- [ACTIVITY]:
Whenever the word "this" appears in a line of the listing, copy that line.

- [EXCERPTED RECORDS]:
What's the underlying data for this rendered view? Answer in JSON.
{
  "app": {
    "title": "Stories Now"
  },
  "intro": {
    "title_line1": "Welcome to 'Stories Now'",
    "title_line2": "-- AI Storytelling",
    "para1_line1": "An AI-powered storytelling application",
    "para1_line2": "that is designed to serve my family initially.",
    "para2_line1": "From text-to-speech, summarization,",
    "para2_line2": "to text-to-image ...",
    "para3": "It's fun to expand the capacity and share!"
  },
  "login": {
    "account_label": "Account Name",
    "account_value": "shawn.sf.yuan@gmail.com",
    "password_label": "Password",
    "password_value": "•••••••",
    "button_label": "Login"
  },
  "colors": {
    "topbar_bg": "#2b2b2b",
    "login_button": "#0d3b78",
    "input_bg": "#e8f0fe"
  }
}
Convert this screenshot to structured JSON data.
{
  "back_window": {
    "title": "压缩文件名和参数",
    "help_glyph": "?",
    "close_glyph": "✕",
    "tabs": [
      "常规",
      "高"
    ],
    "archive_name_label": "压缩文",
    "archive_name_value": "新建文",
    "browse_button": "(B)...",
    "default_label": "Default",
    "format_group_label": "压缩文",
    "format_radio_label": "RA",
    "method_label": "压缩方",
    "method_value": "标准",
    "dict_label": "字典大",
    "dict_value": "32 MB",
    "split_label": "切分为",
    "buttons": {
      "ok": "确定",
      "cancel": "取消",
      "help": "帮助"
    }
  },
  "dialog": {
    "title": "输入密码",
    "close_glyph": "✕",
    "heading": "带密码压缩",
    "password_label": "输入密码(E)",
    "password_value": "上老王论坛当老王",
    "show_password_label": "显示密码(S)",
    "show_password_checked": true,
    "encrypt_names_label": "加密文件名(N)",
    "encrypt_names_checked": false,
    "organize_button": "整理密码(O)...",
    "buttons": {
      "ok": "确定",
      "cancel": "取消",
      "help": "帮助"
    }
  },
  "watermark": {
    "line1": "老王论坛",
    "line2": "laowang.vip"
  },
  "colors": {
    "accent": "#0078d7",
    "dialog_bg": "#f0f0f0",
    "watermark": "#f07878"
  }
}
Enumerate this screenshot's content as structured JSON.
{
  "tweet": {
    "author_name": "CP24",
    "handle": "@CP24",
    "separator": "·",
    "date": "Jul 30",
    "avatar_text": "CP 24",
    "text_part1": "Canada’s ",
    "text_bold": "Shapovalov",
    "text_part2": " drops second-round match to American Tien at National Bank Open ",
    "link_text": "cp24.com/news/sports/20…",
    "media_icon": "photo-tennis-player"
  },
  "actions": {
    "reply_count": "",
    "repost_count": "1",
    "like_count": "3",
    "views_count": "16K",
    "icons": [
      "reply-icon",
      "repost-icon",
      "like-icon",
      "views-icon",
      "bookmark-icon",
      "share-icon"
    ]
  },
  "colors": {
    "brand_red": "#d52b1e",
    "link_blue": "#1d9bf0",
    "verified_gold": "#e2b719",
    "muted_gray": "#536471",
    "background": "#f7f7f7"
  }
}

- [SOLUTION BELOW]:
What's the underlying data for this rendered view? Answer in JSON.
Convert this screenshot to structured JSON data.
Enumerate this screenshot's content as structured JSON.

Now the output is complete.